Chances are you already have two, maybe three Web browsers on your computer. Do you need another? Google (STOCK QUOTE: GOOG) thinks so.
The Web giant unveiled Chrome in late September to immediate fanfare, and users are already discovering its benefits.
The application itself not only loads much faster than other browsers, it crushes other web pages in speed tests. Chrome performs more than 10 times faster than Firefox and 50 times faster than Internet Explorer (STOCK QUOTE: MSFT), based on how fast a browser reads Java script, the language many websites are written in. To perform the test yourself, you can visit http://code.google.com/apis/v8/run.html.
Google isn’t interested in speed alone. They also built a more stable browser to avoid annoying and inexplicable crashes. According to Google, the inherent problem with all browsers is that they are single-threaded. That means, no matter how many windows or tabs you have open, they’re all tied together. Google has altered that functionality and created a multi-threaded browser. Now, each time you open a new page you are, essentially, opening a new browser. If that page crashes, it only crashes that page. The rest of your pages remain open.

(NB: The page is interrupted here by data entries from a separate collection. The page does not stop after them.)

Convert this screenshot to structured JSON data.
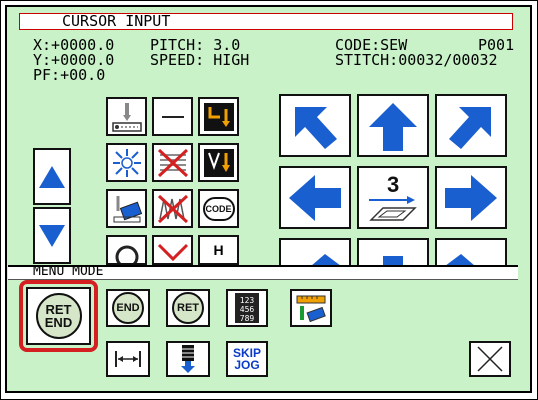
{
  "screen": {
    "title": "CURSOR INPUT",
    "x_label": "X:+0000.0",
    "y_label": "Y:+0000.0",
    "pf_label": "PF:+00.0",
    "pitch_label": "PITCH: 3.0",
    "speed_label": "SPEED: HIGH",
    "code_label": "CODE:SEW",
    "page_label": "P001",
    "stitch_label": "STITCH:00032/00032"
  },
  "direction_pad": {
    "center_digit": "3"
  },
  "menu": {
    "label": "MENU MODE",
    "ret_end_top": "RET",
    "ret_end_bottom": "END",
    "end_label": "END",
    "ret_label": "RET",
    "skip_label": "SKIP",
    "jog_label": "JOG",
    "numpad_label": "123 456 789"
  },
  "small_buttons": {
    "code_label": "CODE",
    "h_label": "H"
  },
  "colors": {
    "panel_bg": "#c9f2c9",
    "arrow_blue": "#1a5fd0",
    "highlight_red": "#d42020"
  }
}
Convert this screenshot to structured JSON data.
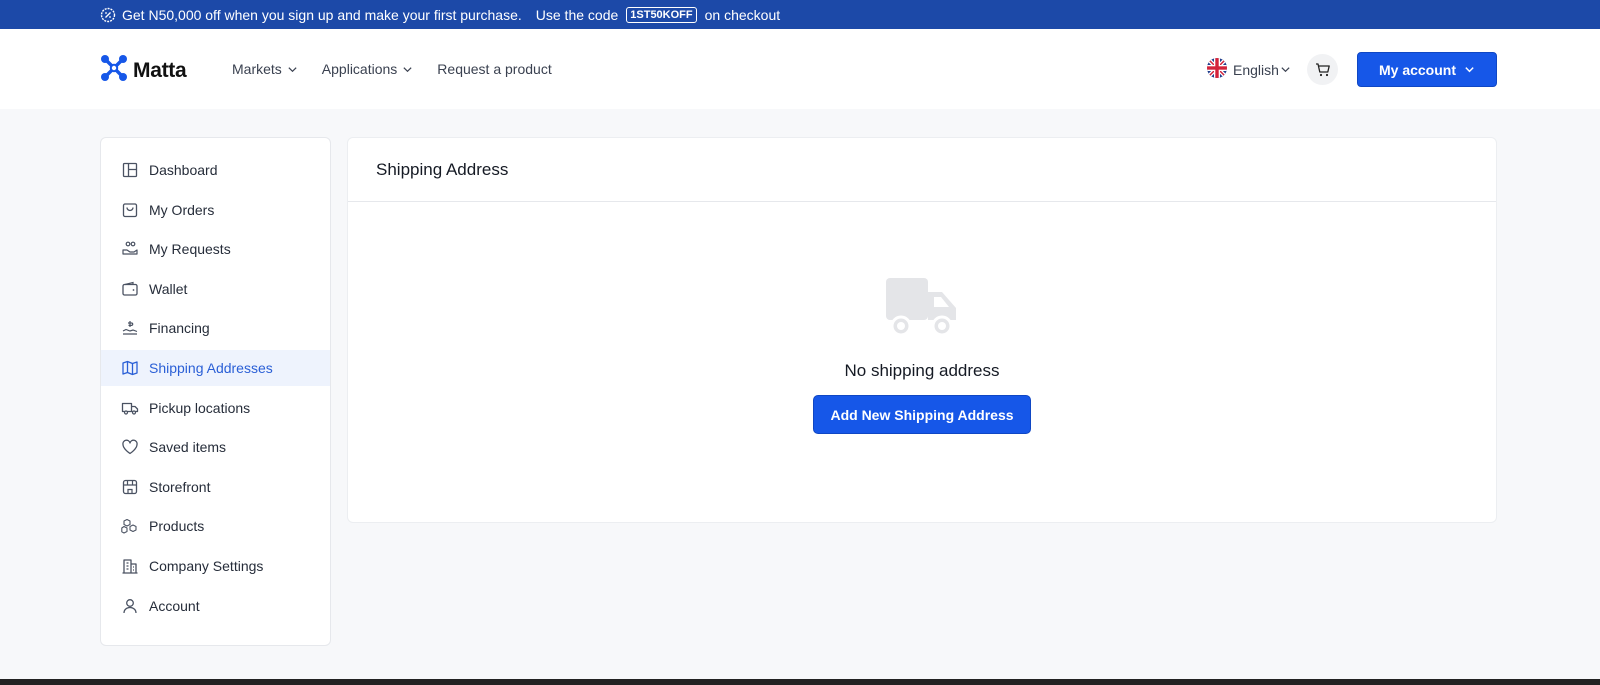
{
  "promo": {
    "text_before": "Get N50,000 off when you sign up and make your first purchase.",
    "use_code": "Use the code",
    "code": "1ST50KOFF",
    "text_after": "on checkout",
    "icon": "discount-badge-icon"
  },
  "header": {
    "logo_text": "Matta",
    "nav": [
      {
        "label": "Markets",
        "has_dropdown": true
      },
      {
        "label": "Applications",
        "has_dropdown": true
      },
      {
        "label": "Request a product",
        "has_dropdown": false
      }
    ],
    "language": "English",
    "account_button": "My account"
  },
  "sidebar": {
    "items": [
      {
        "label": "Dashboard",
        "icon": "dashboard-icon"
      },
      {
        "label": "My Orders",
        "icon": "shopping-bag-icon"
      },
      {
        "label": "My Requests",
        "icon": "requests-icon"
      },
      {
        "label": "Wallet",
        "icon": "wallet-icon"
      },
      {
        "label": "Financing",
        "icon": "financing-icon"
      },
      {
        "label": "Shipping Addresses",
        "icon": "map-icon",
        "active": true
      },
      {
        "label": "Pickup locations",
        "icon": "truck-icon"
      },
      {
        "label": "Saved items",
        "icon": "heart-icon"
      },
      {
        "label": "Storefront",
        "icon": "storefront-icon"
      },
      {
        "label": "Products",
        "icon": "boxes-icon"
      },
      {
        "label": "Company Settings",
        "icon": "building-icon"
      },
      {
        "label": "Account",
        "icon": "user-icon"
      }
    ]
  },
  "main": {
    "title": "Shipping Address",
    "empty_text": "No shipping address",
    "add_button": "Add New Shipping Address"
  },
  "colors": {
    "primary": "#1657e8",
    "promo_bar": "#1c49a8",
    "active_text": "#2a5fd6",
    "active_bg": "#eef3fd"
  }
}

With a Google account, users gain access to free applications, including documents, calendars, and email. Chrome also enables users to place application shortcuts on their desktop that directly open tools like Google Maps or Finance.
It’s Browser War
Chrome is a direct assault on Internet Explorer, but it may also hurt Firefox. The 2005/2006 Independent Auditors' Report for the Mozilla Foundation shows that 85% of Firefox’s search royalties came from Google. Losing a portion of that funding would directly affect their bottom line.
Should You Switch?
The initial set up is easy. Chrome imports your bookmarks and allows you to choose your default search engine. It also offers users an option to surf the web in “incognito mode,” promotes “safe browsing,” “instant bookmarks,” and “simpler downloads.” There are still plenty of features missing, though. RSS feeds are the most blatantly absent, and Firefox users will miss all of those nifty add-ons that allow you to customize your browser.
Regardless, Chrome is a wonderful, fast new tool and yet another chance for Google to shape the web.